The slums of Nairobi, where our partner schools are located, are at first glance not an obvious place to establish a new high-tech system. Nevertheless, this is a testing ground for an exciting experiment. Just as in Mombasa, the inhabitants of the slum will soon be able to trade goats, tomatoes and charcoal with each other – on the basis of a digital local currency.
This locally valid money, called “Kangemi-” or “Gatina-Pesa” depending on the slum, was initially introduced as an analogue currency by Grassroots Economics, a Kenyan-based non-profit association. The founder of Grassroots Economics is William Ruddick, who has lived with his family on Irmgard’s Oseki Farm since July 2018.
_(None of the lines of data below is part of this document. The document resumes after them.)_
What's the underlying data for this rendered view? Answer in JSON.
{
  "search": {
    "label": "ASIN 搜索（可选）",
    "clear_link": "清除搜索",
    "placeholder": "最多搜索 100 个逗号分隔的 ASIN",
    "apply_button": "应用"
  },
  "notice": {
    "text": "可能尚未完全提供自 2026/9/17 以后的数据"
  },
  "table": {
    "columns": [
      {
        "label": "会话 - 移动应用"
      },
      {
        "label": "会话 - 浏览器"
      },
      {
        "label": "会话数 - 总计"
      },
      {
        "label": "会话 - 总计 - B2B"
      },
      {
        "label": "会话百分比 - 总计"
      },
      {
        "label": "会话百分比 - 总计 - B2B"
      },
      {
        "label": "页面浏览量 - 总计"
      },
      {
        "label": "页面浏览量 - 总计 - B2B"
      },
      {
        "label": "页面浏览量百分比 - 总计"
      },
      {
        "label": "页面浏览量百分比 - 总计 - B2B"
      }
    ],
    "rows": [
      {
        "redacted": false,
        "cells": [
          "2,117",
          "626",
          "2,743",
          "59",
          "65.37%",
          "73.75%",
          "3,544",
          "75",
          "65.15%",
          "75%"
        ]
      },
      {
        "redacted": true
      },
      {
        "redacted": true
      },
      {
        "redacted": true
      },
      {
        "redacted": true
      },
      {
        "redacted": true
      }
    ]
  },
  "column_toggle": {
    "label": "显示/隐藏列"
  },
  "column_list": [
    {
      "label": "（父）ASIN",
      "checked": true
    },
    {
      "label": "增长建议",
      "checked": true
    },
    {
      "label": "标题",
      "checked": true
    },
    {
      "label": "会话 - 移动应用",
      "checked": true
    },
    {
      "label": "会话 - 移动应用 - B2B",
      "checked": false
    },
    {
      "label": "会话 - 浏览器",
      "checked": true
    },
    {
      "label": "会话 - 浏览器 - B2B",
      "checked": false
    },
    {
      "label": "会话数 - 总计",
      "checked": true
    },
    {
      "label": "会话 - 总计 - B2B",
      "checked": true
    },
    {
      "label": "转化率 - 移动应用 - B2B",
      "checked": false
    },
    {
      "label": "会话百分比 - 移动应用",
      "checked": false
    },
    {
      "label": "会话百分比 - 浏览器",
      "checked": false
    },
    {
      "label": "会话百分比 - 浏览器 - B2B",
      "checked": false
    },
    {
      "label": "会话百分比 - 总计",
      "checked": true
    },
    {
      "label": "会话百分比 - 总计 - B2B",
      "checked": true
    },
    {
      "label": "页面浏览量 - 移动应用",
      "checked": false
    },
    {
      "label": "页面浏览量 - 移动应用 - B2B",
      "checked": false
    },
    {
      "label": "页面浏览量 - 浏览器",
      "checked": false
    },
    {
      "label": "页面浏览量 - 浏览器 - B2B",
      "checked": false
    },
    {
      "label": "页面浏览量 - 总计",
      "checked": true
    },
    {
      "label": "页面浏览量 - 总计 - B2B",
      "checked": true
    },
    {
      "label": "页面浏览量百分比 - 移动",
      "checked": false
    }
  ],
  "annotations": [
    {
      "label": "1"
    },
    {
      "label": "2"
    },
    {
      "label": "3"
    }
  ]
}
According to Will, the main problem with regular money in the slums is that the circulation of Kenya shilling does not reflect supply and demand. It does not correspond to the local relationship between supply and demand, but is subject to the flow of the economy as a whole. The official money constantly migrates out of the slum and ends up in the hands of large corporations. Due to the mechanisms of the interest rate system, all money holdings are ultimately concentrated with the rich, who have so much that they can lend money and make a living from interest, as Bernard Lietard vividly explains in the film “Der Schein trügt”. So there are not too few goods in the slums; on the contrary, resourceful residents run their businesses and shops everywhere on the roadside in order to make ends meet. But what there is, is a lack of money.
Since the local currencies introduced by Grassroot Economics do not earn interest and only have value locally, it is worth saving and not hoarding – and the money also remains in the slum. There it is constantly being spent on local goods. This creates a micro-economy that is tuned to the local market and allows trade in the slum to continue in a stable manner. This already worked perfectly in Wörgl, Austria, during the great economic crisis of 1932.
But why is it not enough to put regional money in paper form into circulation? Now digital payment systems are very familiar to all Kenyans. Everyone knows and uses M-Pesa because it is so simple and uncomplicated – and can be used throughout the country thanks to the good coverage of mobile phone networks. User convenience is an important aspect, but the digitization of local currencies also allows Grassroots Economics to analyse cash flows much more accurately. On the basis of this analysis, a healthy regional economy is to be supported by adjustments to actual needs.
For some time now in Nairobi, as in the Mombasa, corresponding attempts have been underway to digitize the regional currencies. According to Will, the trial phase is progressing promisingly. But payment is also very simple. It happens face to face: the buyer transfers the corresponding number of “tokens” to the seller using the “Bancor app” developed by Grassroot Economics. In the near future, an additional SMS service is planned so that users with non-smartphones can also carry out transactions.
It is to be hoped that this highly exciting initiative can change the lives of our friends in the slum in a similarly positive way, as was achieved in Brazil with the “Palmas” in a ghetto on the outskirts of Fortaleza. The introduction of a complementary regional currency was so successful that there are now several local currencies spread throughout Brazil.
– Further information on the technology used and its implementation in Mombasa can be found here.
– General information on the interest rate problem and regional currencies can be found in Margaret Kennedy’s book “Money without Interest and Inflation”.
– If you want to know more about the effects of a regional currency on poor Communities in Brazil watch this.
– Information about Nyendo’s current work on the influence of regional money on national indebtedness can be found here.
– And about the emergency money of Worgl one can get more information here.